The Bradshaw Variations

I’ve been reading books by Rachel Cusk this summer. I’ve read four of them now, and The Bradshaw Variations (2009) has been the one I can actually say I liked. I enjoyed the other ones (Transit, Outline, and In the Country) and found them interesting, but I really like The Bradshaw Variations. So many characters to get to know! It’s about an extended family, and this family has its dysfunctionalities like all families do (if we’re honest about them). As I read this book, I found myself recognizing certain aspects of human nature… the things you don’t put into words or even thoughts until you see it spelled out in front of you. I love it when that happens!

It was hard for me to choose a quote because all the paragraphs seem so intertwined and connected to all the others, but here’s an example so you can get a taste of her writing style:

Often, on Sundays, Thomas and Tonie find themselves on their way to Laurier Drive, for in spite of the topiary and the Union Jacks drooping on their polished flagpoles, Howard and Claudia’s domain has the magnetism of cultural centrality. Usually, in the car, Tonie complains: she would like their own house to draw and pull the world to itself, or so she thinks. But she is often uneasy and out of sorts when they have visitors. It is this, Thomas supposes, that she is complaining about. She would like to be different, while not understanding precisely what the difference is.

I’m not the only one who wants but doesn’t want visitors in my house! And I also am vaguely aware of complaining about real things outside of myself, when really I know the problem is my own uncomfortable way of dealing with that thing. For example, because my husband is almost always working, people don’t invite us over for dinner. I never really figured out why it’s improper to invite the kids and I without my husband, but apparently it is. Even at potlucks, I sometimes get the suspicion that people wonder how I have the nerve to come without my husband. But anyway, I can feel mildly offended by this, and at the same time relieved. Because it means I don’t have to go to other people’s houses for dinner and try to uphold small talk around the table while attempting to eat the weird food that other people serve.

Thank you, Rachel Cusk, for giving me these moments of self-clarification.


Anne Tyler

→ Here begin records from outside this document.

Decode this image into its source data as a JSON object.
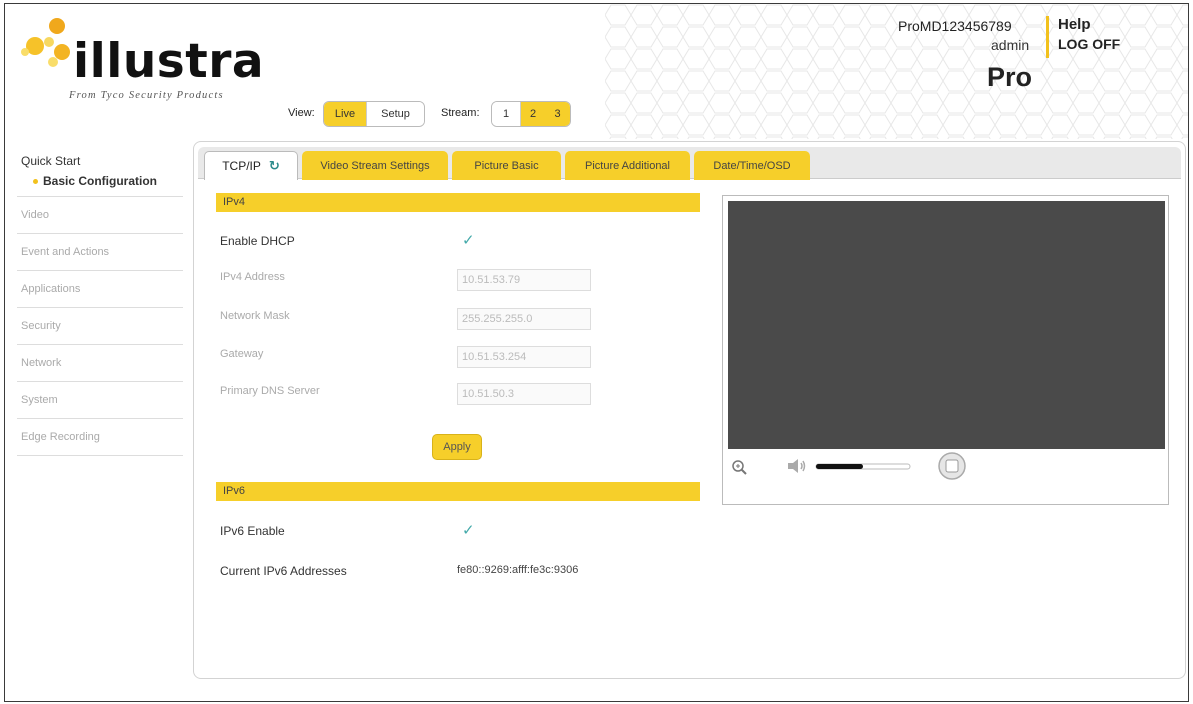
{
  "brand": {
    "logo_text": "illustra",
    "tagline": "From Tyco Security Products"
  },
  "view": {
    "label": "View:",
    "options": [
      "Live",
      "Setup"
    ],
    "selected": "Live"
  },
  "stream": {
    "label": "Stream:",
    "options": [
      "1",
      "2",
      "3"
    ],
    "selected": "1"
  },
  "user": {
    "device_id": "ProMD123456789",
    "username": "admin",
    "help": "Help",
    "logoff": "LOG OFF",
    "product": "Pro"
  },
  "sidebar": {
    "section": "Quick Start",
    "active_item": "Basic Configuration",
    "items": [
      "Video",
      "Event and Actions",
      "Applications",
      "Security",
      "Network",
      "System",
      "Edge Recording"
    ]
  },
  "tabs": [
    "TCP/IP",
    "Video Stream Settings",
    "Picture Basic",
    "Picture Additional",
    "Date/Time/OSD"
  ],
  "ipv4": {
    "title": "IPv4",
    "enable_dhcp_label": "Enable DHCP",
    "enable_dhcp_checked": true,
    "fields": [
      {
        "label": "IPv4 Address",
        "value": "10.51.53.79"
      },
      {
        "label": "Network Mask",
        "value": "255.255.255.0"
      },
      {
        "label": "Gateway",
        "value": "10.51.53.254"
      },
      {
        "label": "Primary DNS Server",
        "value": "10.51.50.3"
      }
    ],
    "apply_label": "Apply"
  },
  "ipv6": {
    "title": "IPv6",
    "enable_label": "IPv6 Enable",
    "enable_checked": true,
    "addresses_label": "Current IPv6 Addresses",
    "addresses_value": "fe80::9269:afff:fe3c:9306"
  },
  "colors": {
    "accent": "#f6cf2a",
    "video_bg": "#4a4a4a"
  },
  "player": {
    "volume": 0.5,
    "icons": [
      "zoom-icon",
      "speaker-icon",
      "volume-slider",
      "stop-icon"
    ]
  }
}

A couple months ago I tried out my library’s Personalized Book Pick service. I had to answer some questions about books I like and don’t like, and the librarian responded with a list of books I might enjoy. Among them were Anne Tyler’s books. I’ve read several now (she has written quite a few) and I understand why they were chosen for me. The characters are so thoughtful, the families so natural and problematic, the plots based mostly on inner conflict. There are usually marriages involved, which means love complicated. I still have plenty of her books to read yet, but so far my favorite is Back When We Were Grownups.

Now, I’m not saying everything about Anne Tyler’s books is just right. In fact, I tend not to like her endings. But somehow the ending doesn’t matter so much. It’s everything else — the living that goes on — that draws me to her stories. An ending is like the death of the book. Sometimes it dies gracefully and other times not.

And Anne Tyler is not a Christian, at least during the time she wrote the books I read. Most of her characters avoid religion altogether; they are uncomfortable around it. In Noah’s Compass, the title actually comes from a conversation the grandfather had with the four-year-old son of his born-again daughter. It wasn’t a very comfortable conversation, and I am sorry to say it didn’t turn the grandfather in the right spiritual direction. I wished it had. I wish Anne Tyler did have more faith in God. As it is, her characters have feelings of hope, but they often seem to be struggling with what they are hopeful in.

Yet, I can’t just read books written by Christians. I wouldn’t be much of a reader then. God has blessed certain people with insight and the ability to share their insight, and from these people I can learn, even if their worldview isn’t centered on Christ. I suppose I get a little defensive about my choice of literature sometimes. I did grow up in a house where the bookshelves were lined with Christian romance novels. And I went through a phase of reading those. But I’ve been through a lot of other phases, too. This summer is the Anne Tyler phase, and I look forward to it:)